Many people are buying meat in bulk in an effort to cut back on trips to the store. But, if you haven't stocked up and are still looking for protein, there are other ways to source your meat. Here's how you can find meat, including beef, poultry and more.

Getty / Hispanolistic

4 Ways to Find Meat

Farmers' Markets

While in-person shopping at farmers' markets has changed to follow social distancing guidelines, many markets are adapting by switching to a drive-thru format. You can place online orders with your favorite meat vendors and, on your usual farmers' market day, drive to pick it up. This is a great way to support local businesses and receive fresh products. Check your local farmers' market website to see if they are participating.

Subscription Services

Subscription services are the easiest way to get proteins like beef and chicken delivered straight to your door. You don't have to worry about a trip to the store and can easily customize your box depending on your tastes. Here are a few services that ship nationally (Hawaii and Alaska not included):

  • Rastelli's: Choose from beef, pork, chicken and seafood (individual boxes start at $29)
  • Moink: Choose from beef, pork, chicken and salmon (boxes start at $129)
  • Butcher Box: Choose from beef, pork and chicken (boxes start at $129 per month)

Local Restaurants

As restaurants adapt to takeout or delivery-only options, many places have turned into grocery stores. Instead of preparing the meal for you, restaurants are selling the inventory they normally receive (some might even throw in a roll of toilet paper). Check restaurant websites to see what they're offering.

Community Supported Agriculture (CSAs)

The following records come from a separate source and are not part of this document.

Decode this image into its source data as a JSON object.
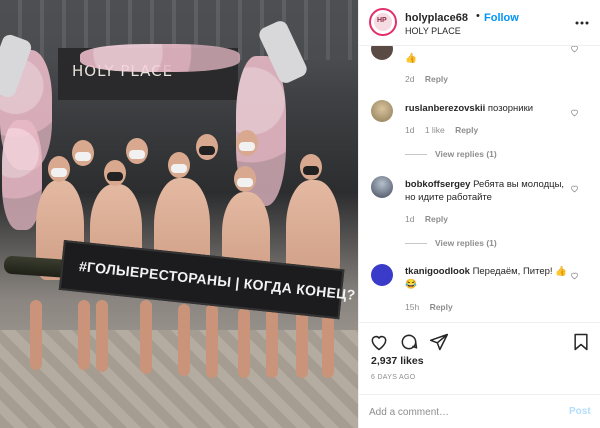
{
  "photo": {
    "sign_text": "HOLY PLACE",
    "banner_text": "#ГОЛЫЕРЕСТОРАНЫ | КОГДА КОНЕЦ?"
  },
  "header": {
    "username": "holyplace68",
    "separator": "•",
    "follow_label": "Follow",
    "location": "HOLY PLACE",
    "more_icon": "more-horizontal-icon"
  },
  "comments": [
    {
      "username": "",
      "text": "👍",
      "time": "2d",
      "likes": "",
      "reply_label": "Reply",
      "view_replies": ""
    },
    {
      "username": "ruslanberezovskii",
      "text": "позорники",
      "time": "1d",
      "likes": "1 like",
      "reply_label": "Reply",
      "view_replies": "View replies (1)"
    },
    {
      "username": "bobkoffsergey",
      "text": "Ребята вы молодцы, но идите работайте",
      "time": "1d",
      "likes": "",
      "reply_label": "Reply",
      "view_replies": "View replies (1)"
    },
    {
      "username": "tkanigoodlook",
      "text": "Передаём, Питер! 👍😂",
      "time": "15h",
      "likes": "",
      "reply_label": "Reply",
      "view_replies": ""
    }
  ],
  "actions": {
    "icons": [
      "heart-icon",
      "comment-icon",
      "share-icon",
      "bookmark-icon"
    ],
    "likes_count": "2,937 likes",
    "posted_ago": "6 DAYS AGO"
  },
  "add_comment": {
    "placeholder": "Add a comment…",
    "post_label": "Post"
  },
  "colors": {
    "accent": "#0095f6",
    "post_disabled": "#b2dffc",
    "muted": "#8e8e8e"
  }
}
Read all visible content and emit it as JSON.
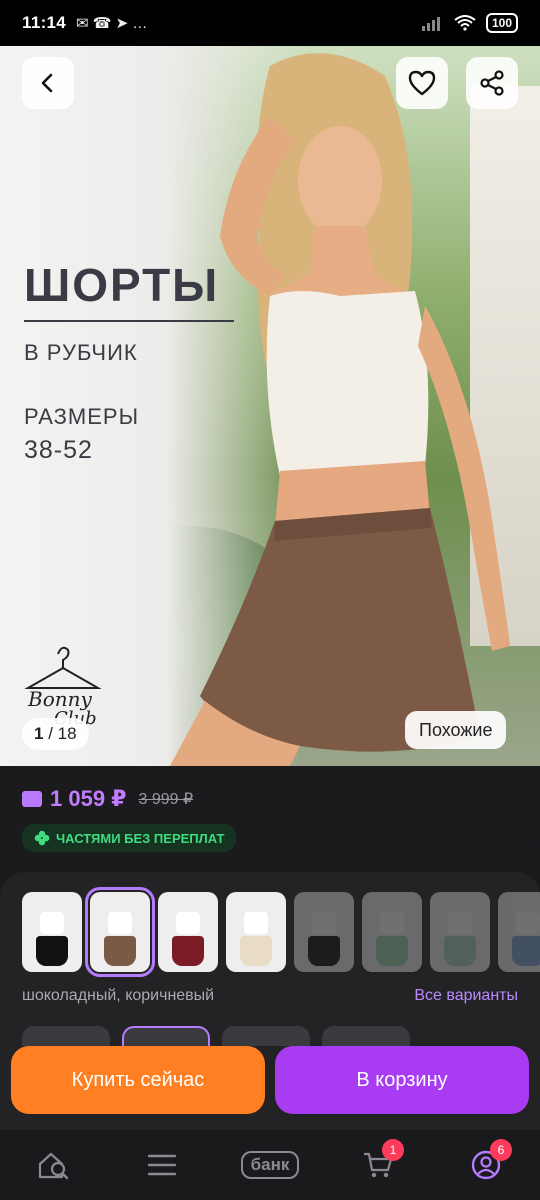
{
  "status_bar": {
    "time": "11:14",
    "notifications": "✉ ☎ ➤ …",
    "battery": "100"
  },
  "hero": {
    "title": "ШОРТЫ",
    "subtitle": "В РУБЧИК",
    "sizes_label": "РАЗМЕРЫ",
    "sizes_value": "38-52",
    "brand": "Bonny Club",
    "page_current": "1",
    "page_total": "/ 18",
    "similar_label": "Похожие"
  },
  "price": {
    "current": "1 059 ₽",
    "old": "3 999 ₽",
    "installments": "ЧАСТЯМИ БЕЗ ПЕРЕПЛАТ"
  },
  "variants": {
    "color_name": "шоколадный, коричневый",
    "all_variants": "Все варианты",
    "thumbs": [
      {
        "shorts": "#111111",
        "selected": false,
        "dim": false
      },
      {
        "shorts": "#7a5a45",
        "selected": true,
        "dim": false
      },
      {
        "shorts": "#7a1b25",
        "selected": false,
        "dim": false
      },
      {
        "shorts": "#e8dcc6",
        "selected": false,
        "dim": false
      },
      {
        "shorts": "#111111",
        "selected": false,
        "dim": true
      },
      {
        "shorts": "#9fd3a6",
        "selected": false,
        "dim": true
      },
      {
        "shorts": "#a8cfc3",
        "selected": false,
        "dim": true
      },
      {
        "shorts": "#7fa3d6",
        "selected": false,
        "dim": true
      }
    ]
  },
  "actions": {
    "buy_now": "Купить сейчас",
    "add_to_cart": "В корзину"
  },
  "nav": {
    "bank": "банк",
    "cart_badge": "1",
    "profile_badge": "6"
  },
  "colors": {
    "accent": "#a93cf2",
    "buy": "#ff7f22",
    "price": "#c27dff",
    "installments": "#3fdc7e"
  }
}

Similar to farmers' markets, CSAs are a great way to support local farmers. A CSA allows farmers to sell shares of their goods, whether it's meat, produce or even flowers. You pay up front for a membership and then receive weekly boxes of the products you purchased. Use Local Harvest to locate a CSA near you to see what your options are.